The racy, historical novel based on the Prophet Muhammad's child bride that Random House pulled the plug on last month will finally be released, the book's new publisher told FOXNews.com.

Sherry Jones' controversial work, "The Jewel of Medina," will be released in Great Britain next month by Gibson Square, said the company's director, Martin Rynja.

• Click here to read the prologue to "The Jewel of Medina."

"She's written about a beautiful subject and she's written about it in a way that shows nothing but the greatest respect for the Muslim religion," Rynja said. "If such a book cannot be published then we're back in the dark ages."

The Associated Press reported that the book also would be published in the United States, though details of those plans weren't immediately clear.
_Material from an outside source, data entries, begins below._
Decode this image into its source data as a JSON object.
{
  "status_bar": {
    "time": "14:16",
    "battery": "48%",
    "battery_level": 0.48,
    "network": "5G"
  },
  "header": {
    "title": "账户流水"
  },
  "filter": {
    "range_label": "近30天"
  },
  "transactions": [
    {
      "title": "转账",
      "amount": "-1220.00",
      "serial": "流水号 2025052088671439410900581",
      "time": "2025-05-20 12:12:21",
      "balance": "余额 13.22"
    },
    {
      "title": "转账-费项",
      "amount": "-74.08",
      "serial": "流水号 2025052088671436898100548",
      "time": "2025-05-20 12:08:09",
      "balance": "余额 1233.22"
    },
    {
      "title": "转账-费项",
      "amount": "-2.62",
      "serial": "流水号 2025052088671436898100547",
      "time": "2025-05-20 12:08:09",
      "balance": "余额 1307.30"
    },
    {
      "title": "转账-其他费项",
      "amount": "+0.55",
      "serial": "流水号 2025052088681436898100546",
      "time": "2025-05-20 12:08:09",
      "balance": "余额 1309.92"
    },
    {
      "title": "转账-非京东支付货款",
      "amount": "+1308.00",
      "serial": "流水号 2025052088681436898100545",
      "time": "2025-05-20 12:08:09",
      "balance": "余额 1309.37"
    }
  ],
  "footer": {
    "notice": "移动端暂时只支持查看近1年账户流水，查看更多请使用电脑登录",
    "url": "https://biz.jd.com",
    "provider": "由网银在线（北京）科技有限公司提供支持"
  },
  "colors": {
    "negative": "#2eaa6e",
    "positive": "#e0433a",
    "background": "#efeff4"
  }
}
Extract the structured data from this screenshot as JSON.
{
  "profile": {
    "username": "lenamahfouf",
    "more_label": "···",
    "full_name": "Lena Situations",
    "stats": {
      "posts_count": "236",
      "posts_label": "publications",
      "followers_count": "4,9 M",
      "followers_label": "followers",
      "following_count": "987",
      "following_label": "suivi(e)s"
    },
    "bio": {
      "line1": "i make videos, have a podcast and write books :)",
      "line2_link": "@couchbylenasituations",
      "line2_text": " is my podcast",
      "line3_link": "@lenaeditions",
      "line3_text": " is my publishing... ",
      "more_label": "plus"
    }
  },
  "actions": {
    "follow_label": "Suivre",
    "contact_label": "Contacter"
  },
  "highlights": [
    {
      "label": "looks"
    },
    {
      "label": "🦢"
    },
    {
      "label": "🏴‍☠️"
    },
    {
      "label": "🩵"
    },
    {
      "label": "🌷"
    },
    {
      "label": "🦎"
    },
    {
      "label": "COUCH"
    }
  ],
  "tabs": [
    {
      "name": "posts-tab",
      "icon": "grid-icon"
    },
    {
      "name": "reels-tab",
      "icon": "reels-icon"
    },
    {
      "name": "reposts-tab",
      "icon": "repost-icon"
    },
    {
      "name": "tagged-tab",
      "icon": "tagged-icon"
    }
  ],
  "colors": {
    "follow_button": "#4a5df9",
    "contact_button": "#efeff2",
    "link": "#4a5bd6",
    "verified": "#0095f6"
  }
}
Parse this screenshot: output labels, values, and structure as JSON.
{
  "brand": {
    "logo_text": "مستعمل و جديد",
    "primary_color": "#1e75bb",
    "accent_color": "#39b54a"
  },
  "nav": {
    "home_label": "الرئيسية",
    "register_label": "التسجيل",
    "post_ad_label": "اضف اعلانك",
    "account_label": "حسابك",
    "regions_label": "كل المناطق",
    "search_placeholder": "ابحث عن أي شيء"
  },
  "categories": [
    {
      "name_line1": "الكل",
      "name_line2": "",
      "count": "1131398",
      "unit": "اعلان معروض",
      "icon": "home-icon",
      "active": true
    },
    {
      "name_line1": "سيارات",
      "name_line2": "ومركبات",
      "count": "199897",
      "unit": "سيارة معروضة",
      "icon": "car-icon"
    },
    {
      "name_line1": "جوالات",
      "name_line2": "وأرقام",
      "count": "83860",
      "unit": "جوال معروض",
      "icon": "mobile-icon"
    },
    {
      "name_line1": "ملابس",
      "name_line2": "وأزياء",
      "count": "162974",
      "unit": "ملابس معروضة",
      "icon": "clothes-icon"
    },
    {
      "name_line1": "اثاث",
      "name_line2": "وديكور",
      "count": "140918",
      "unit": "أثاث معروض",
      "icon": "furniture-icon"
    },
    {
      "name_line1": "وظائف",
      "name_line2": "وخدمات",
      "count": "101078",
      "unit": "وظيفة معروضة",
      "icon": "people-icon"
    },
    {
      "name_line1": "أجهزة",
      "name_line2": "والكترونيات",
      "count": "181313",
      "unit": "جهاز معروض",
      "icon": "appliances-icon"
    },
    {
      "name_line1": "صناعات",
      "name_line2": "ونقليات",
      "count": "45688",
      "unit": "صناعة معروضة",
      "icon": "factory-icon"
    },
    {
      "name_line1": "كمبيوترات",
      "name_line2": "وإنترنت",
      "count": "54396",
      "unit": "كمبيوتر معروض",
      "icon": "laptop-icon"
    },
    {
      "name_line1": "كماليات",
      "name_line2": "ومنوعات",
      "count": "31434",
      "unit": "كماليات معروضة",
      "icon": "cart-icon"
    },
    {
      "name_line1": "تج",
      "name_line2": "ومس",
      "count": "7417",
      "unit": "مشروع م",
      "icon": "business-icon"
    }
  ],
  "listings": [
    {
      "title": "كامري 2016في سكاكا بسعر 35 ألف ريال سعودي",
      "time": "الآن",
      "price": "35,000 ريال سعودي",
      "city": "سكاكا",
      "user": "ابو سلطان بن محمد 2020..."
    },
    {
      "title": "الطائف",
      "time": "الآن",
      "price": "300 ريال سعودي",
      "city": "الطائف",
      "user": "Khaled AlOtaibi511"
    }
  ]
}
Random House last month decided to postpone Jones' book indefinitely just weeks before its scheduled release date because of fears of violent reaction by Islamic extremists.

Considered a rare case of self-censorship in the U.S., Random House said it made its decision after consulting with security experts and scholars of Islam. One Muslim scholar who was given advanced copies of the book said "The Jewel of Medina" turned the "sacred story" of Muhammad's child bride, Aisha, into "soft core pornography."

Jones told FOXNews.com that she questioned the publishing house's 11th-hour balk.

"By saying that Muslims will be violent, that they can't intelligently discuss this book, it's disrespectful to Muslims," Jones said. "To me, it feels racist for them to say that someone will try to attack them, that someone will try to go after me."

Jones said Random House broke her contract after paying her a $100,000 advance and allowing her to seek another publisher.

Gibson Square would not say how much it had paid to acquire the rights to "The Jewel of Medina."

"We made a compelling offer but it's not just about the money. It's about the publishing program you put together — that you publish it well and allow the author to get her point across in best possible way," Rynja said, adding, "It was one of the highest advance we've paid here for a book."

Gibson Square also published Republican presidential candidate John McCain's book, Hard Call, which was released in the U.K. in April.

Rynja said "The Jewel of Medina," which Jones described as an effort to bring out the human elements of Islamic history, would be published "as is," and that altering content to make it less controversial would be "against the spirit of the exercise."

A series of cartoons that depicted the image of the Prophet Mohammad, which is deemed offensive to Islam, were published in Denmark, leading to worldwide protests when they were first printed in September 2005. Last winter, also in the Netherlands, there were protests when a Dutch lawmaker released a controversial, anti-Islamic film.

After the October British release, Gibson Square hopes to roll out releases in Australia and New Zealand.

"We think it's definitely a book that people of all religions will find fascinating and that the discussion of will lead to greater understanding," Rynja said. "We are getting support from people who are Muslims themselves who think it's an excellent way to broaden understanding of their culture."